A significant number of women undergo hysterectomy in the United States—about 33 percent by age 60. Approximately 85 percent of these surgeries are done for benign uterine disease. Because the incidence of vaginal cancer is quite low, the need for vaginal cuff smears following hysterectomy is probably unnecessary in most women. A large study published in 1996 that included more than 5,000 women reached such a conclusion. However, this study did not observe future outcomes in the patient population. Current guidelines do not provide a clear consensus on the issue of post-hysterectomy Papanicolaou smears (see accompanying table). Videlefsky and colleagues performed a study to address the need for vaginal cuff smears. They included women with high-grade prehysterectomy lesions and assessed long-term outcomes in these patients.
|Determine whether the hysterectomy was done for a benign condition.|
|Determine whether there were any underlying co-existing genital-tract malignancies or dysplasia at the time of or preceding the hysterectomy, including ovarian, vaginal or perineal abnormalities.|
|Assess the probability of vaginal infections based on the history of sexual practices and previous sexually transmitted diseases.|
|Consider the practice setting. Patients more likely to develop vaginal cancers include those from lower socioeconomic groups, patients with HPV infection and patients who are immunocompromised.|
The study retrospectively identified women who had undergone total hysterectomy for benign conditions and had follow-up vaginal cuff smear testing over a nine-year period. They identified 2,066 patients who met study criteria and randomly selected 220 from their sample.
The mean age of the patients who underwent hysterectomy was 44 years. Before hysterectomy, low-grade squamous intraepithelial lesions were noted in 12 women and high-grade squamous lesions in 44. The remaining 164 had no cytologic abnormalities noted before their hysterectomies were performed. During the follow-up period, a total of 1,211 vaginal cuff smears were performed. The average follow-up period was 89 months, with a range of three to 175 months. Only seven women had abnormal cytologic findings (dysplastic lesions) on vaginal cuff smears during the follow-up period. Four of the patients did not undergo further biopsy or other interventions. Three underwent biopsy, laser treatment or excision of the abnormality. There were no cases of invasive carcinoma. On long-term follow-up of these seven women, repeat vaginal cuff specimens were negative. There was no significant correlation between prehysterectomy abnormalities and post-surgical vaginal cuff abnormalities.

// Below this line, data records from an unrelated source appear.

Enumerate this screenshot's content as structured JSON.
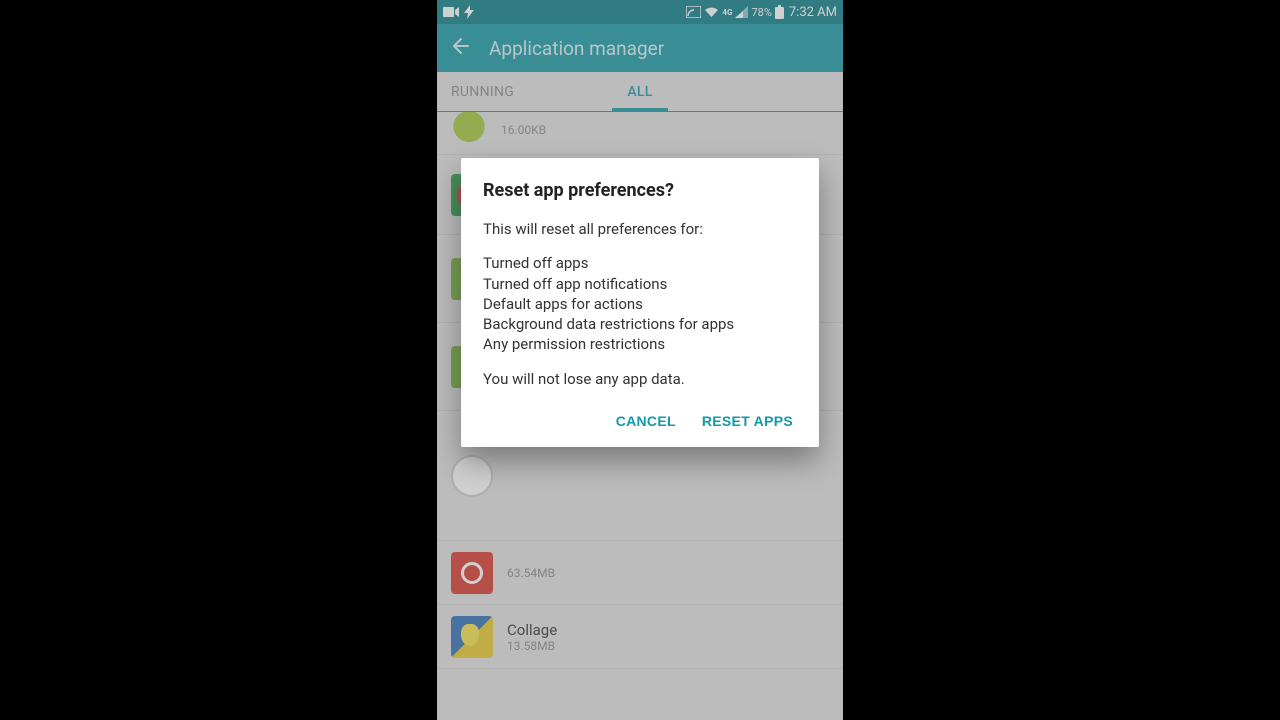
{
  "status": {
    "battery_pct": "78%",
    "time": "7:32 AM"
  },
  "header": {
    "title": "Application manager"
  },
  "tabs": {
    "running": "RUNNING",
    "all": "ALL"
  },
  "apps": {
    "row0_size": "16.00KB",
    "row_red_size": "63.54MB",
    "row_collage_name": "Collage",
    "row_collage_size": "13.58MB"
  },
  "dialog": {
    "title": "Reset app preferences?",
    "intro": "This will reset all preferences for:",
    "item1": "Turned off apps",
    "item2": "Turned off app notifications",
    "item3": "Default apps for actions",
    "item4": "Background data restrictions for apps",
    "item5": "Any permission restrictions",
    "footer": "You will not lose any app data.",
    "cancel": "CANCEL",
    "confirm": "RESET APPS"
  }
}
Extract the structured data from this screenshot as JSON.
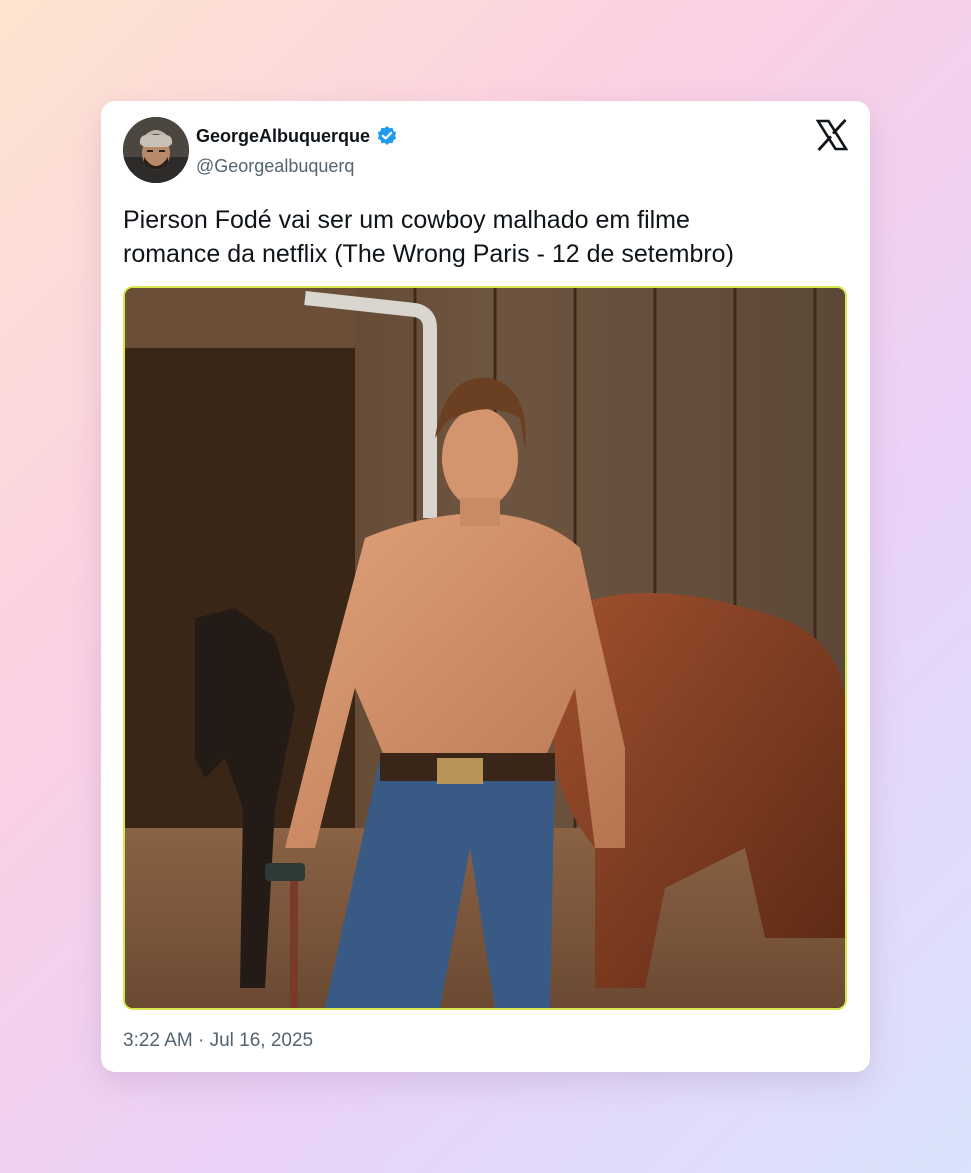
{
  "tweet": {
    "display_name": "GeorgeAlbuquerque",
    "handle": "@Georgealbuquerq",
    "verified": true,
    "text": "Pierson Fodé  vai ser um cowboy malhado em filme\nromance da netflix (The Wrong Paris - 12 de setembro)",
    "timestamp": "3:22 AM · Jul 16, 2025"
  },
  "icons": {
    "avatar": "profile-photo",
    "verified": "verified-badge-icon",
    "brand": "x-logo-icon"
  },
  "media": {
    "description_icon": "photo",
    "highlight_border": "#d8e84a"
  },
  "colors": {
    "card_bg": "#ffffff",
    "text_primary": "#0f1419",
    "text_secondary": "#536471",
    "verified_blue": "#1d9bf0"
  }
}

The authors conclude that their data are consistent with those of previous studies in concluding that vaginal cuff smear testing is not necessary in women who have undergone hysterectomy for benign conditions.